Super-Efficient Dryers

Cycling into higher energy savings

Northwest consumers own six million electric clothes dryers, the largest energy-consuming standard appliance in most homes. Transforming these to more efficient heat pump clothes dryers represents a potential of 180 average megawatts (aMW) of energy savings for the region.

NEEA works with manufacturers to influence product design and minimize risk for its utility partners by conducting laboratory tests of new products before they are widely distributed in the market, and supporting manufacturers and retailers as they deploy tested products into the market. NEEA also works at the federal level to influence more stringent federal test protocols and more stringent
efficiency standards.

Now that these energy-efficient products are in the market, NEEA works with its partners to increase product availability and drive demand for heat pump clothes dryers.

  • Establishing the Market Baseline for Super-Efficient Clothes Dryers
    This report estimates the market baseline for the Super-Efficient Dryer Initiative in the absence of a NEEA initiative or the influence of a local utility program. According to the report, the average final estimate of the market adoption for super-efficient dryers is zero percent in 2015, and 31 percent by 2035. Adoption in the early years of the initiative will be slow, but would increase by 2020.
    PDF, 596.30 KB
  • NEEA Clothes Dryer Field Study
    In 2013, NEEA studied the household laundry process in 50 homes. The purpose of the study was to understand the nature of household laundry loads, the number of laundry loads and laundry cycles (not the same thing) per year, and the energy use and operating characteristics of newer model clothes dryers. The participating homes for this focused study were chosen from the larger regional group of Residential Building Stock Assessment (RBSA) participants. The data has been used to support proposed changes to the federal test procedures for clothes dryers, and to support the development of NEEA’s residential clothes dryer initiative. The core field study protocols are now being used nationally and regionally to further support test procedure development and the NEEA clothes dryer initiative.
    PDF, 2.17 MB
  • Emerging Technology Dryer Testing
    The Northwest Energy Efficiency Alliance (NEEA) contracted Ecova to conduct laboratory testing of the 2013 Environmental Protection Agency Emerging Technology Awardee for clothes dryers. The purpose was to determine if the dryer's success meeting the Emerging Technology specification would translate into success with the recent Energy Star specification, and how the dryer would perform when drying heavier weight test cloths more similar to "real world" conditions. The results show that as currently configured, the clothes dryer would not result in significant energy savings unless run times were extended well beyond typical consumer expectations. This does not invalidate the Emerging Technology award status but does raise the question if utilities should use this first efficient US dryer as a basis for incentive programs.
    PDF, 490.28 KB

Conduit Spotlight

Clothes Dryers Collaboration

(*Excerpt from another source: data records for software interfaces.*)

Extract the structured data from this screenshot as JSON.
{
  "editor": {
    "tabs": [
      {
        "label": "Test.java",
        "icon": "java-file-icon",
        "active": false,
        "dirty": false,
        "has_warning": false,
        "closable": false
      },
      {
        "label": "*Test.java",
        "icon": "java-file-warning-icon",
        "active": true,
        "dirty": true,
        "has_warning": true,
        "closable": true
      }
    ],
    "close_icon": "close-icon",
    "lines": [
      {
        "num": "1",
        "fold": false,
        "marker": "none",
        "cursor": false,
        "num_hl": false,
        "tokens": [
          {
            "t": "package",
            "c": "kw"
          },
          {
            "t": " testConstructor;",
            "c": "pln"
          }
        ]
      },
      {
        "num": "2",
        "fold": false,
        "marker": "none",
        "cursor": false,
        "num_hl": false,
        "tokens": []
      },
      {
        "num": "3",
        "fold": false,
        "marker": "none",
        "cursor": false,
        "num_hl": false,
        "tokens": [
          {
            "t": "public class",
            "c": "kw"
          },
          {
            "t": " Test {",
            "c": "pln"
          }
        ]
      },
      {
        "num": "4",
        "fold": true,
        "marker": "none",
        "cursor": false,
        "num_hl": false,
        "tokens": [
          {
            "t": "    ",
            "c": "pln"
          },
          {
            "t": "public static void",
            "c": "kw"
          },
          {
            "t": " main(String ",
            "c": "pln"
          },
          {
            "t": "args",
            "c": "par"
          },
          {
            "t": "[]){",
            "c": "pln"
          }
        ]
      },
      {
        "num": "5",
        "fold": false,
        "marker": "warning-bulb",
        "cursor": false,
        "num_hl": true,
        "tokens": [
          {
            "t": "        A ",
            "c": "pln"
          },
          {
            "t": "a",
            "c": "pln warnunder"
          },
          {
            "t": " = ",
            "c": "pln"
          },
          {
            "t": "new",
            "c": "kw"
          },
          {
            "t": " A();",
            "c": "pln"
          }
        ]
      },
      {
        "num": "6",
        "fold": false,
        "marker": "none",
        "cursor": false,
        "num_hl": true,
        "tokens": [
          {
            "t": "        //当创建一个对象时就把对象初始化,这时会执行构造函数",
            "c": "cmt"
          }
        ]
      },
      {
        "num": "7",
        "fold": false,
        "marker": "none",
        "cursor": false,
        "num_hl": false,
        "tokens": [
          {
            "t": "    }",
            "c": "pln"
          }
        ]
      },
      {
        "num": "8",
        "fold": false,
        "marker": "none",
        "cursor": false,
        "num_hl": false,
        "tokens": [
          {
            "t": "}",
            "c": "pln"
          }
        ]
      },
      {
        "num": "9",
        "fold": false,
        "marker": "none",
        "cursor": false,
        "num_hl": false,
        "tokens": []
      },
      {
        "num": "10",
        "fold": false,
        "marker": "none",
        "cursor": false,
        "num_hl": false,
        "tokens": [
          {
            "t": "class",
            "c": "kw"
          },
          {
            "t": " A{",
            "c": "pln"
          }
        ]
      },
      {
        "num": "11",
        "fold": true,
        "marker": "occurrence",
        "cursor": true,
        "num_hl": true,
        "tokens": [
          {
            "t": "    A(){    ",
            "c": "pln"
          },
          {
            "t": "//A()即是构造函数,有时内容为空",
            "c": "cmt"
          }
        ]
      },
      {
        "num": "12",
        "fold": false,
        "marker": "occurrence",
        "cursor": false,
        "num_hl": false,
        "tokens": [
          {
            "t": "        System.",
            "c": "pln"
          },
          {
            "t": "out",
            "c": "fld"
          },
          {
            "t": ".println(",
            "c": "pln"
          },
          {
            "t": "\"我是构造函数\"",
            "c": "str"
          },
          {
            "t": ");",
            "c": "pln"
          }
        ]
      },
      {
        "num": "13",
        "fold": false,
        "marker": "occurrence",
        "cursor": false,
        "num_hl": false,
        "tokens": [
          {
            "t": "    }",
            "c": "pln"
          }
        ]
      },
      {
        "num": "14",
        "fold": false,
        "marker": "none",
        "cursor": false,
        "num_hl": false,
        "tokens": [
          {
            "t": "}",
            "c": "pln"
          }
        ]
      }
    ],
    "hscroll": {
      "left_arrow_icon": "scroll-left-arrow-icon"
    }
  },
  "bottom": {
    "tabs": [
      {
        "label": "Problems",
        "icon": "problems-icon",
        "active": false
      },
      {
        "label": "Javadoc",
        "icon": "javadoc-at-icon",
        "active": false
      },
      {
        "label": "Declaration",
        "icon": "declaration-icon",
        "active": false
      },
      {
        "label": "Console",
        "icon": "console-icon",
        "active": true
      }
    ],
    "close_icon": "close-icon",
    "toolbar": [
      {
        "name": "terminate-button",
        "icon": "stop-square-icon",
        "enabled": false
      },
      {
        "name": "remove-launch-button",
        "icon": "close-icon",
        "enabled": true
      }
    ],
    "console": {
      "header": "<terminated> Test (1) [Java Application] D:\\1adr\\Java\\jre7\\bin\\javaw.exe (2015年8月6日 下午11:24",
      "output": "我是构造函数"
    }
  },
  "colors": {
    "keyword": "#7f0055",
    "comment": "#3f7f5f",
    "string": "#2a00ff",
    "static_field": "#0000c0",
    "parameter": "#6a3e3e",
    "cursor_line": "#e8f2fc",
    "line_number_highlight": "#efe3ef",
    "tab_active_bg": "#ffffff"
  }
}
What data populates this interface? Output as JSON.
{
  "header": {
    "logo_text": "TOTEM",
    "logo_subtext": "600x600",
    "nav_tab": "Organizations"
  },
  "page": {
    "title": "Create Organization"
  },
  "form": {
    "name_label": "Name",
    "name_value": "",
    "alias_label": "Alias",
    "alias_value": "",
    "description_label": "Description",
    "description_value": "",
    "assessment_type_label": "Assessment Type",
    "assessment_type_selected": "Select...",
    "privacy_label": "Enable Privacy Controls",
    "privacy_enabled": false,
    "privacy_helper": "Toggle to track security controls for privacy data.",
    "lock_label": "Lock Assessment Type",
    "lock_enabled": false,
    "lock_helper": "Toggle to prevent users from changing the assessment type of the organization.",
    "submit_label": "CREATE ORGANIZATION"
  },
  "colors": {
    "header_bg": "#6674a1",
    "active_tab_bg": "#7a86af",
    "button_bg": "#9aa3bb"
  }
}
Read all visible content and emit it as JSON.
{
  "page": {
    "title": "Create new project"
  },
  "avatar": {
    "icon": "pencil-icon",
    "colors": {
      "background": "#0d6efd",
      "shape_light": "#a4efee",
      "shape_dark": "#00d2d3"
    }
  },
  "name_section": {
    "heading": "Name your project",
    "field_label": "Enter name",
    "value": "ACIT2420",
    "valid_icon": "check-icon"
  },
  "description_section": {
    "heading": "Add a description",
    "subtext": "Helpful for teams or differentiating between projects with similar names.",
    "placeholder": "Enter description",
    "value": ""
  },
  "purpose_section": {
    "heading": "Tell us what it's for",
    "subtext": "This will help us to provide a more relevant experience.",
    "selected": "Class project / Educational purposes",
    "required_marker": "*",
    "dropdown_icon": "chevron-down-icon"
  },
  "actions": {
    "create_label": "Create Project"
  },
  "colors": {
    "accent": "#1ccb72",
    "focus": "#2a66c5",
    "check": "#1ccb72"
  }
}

This group provides a forum for discussion and updates on the region's work to accelerate adoption of new clothes dryer technologies in collaboration with SEDI (Super Efficient Dryer Initiative), as well as EPA's ENERGY STAR® program. 

Join the dryers group on Conduit

Heat Pump Clothes Dryers FAQ

NEEA works with manufacturers to support developing, testing and introducing new heat pump dryers with the potential to save enough energy to power 130,000 homes each year. We continue to work with the region plus national/international manufacturers to develop and test heat pump products to deliver even more energy savings for the Northwest.

View FAQs on Heat Pump Clothes Dryers

NEEA Team Lead

Stephanie Baker

Program Manager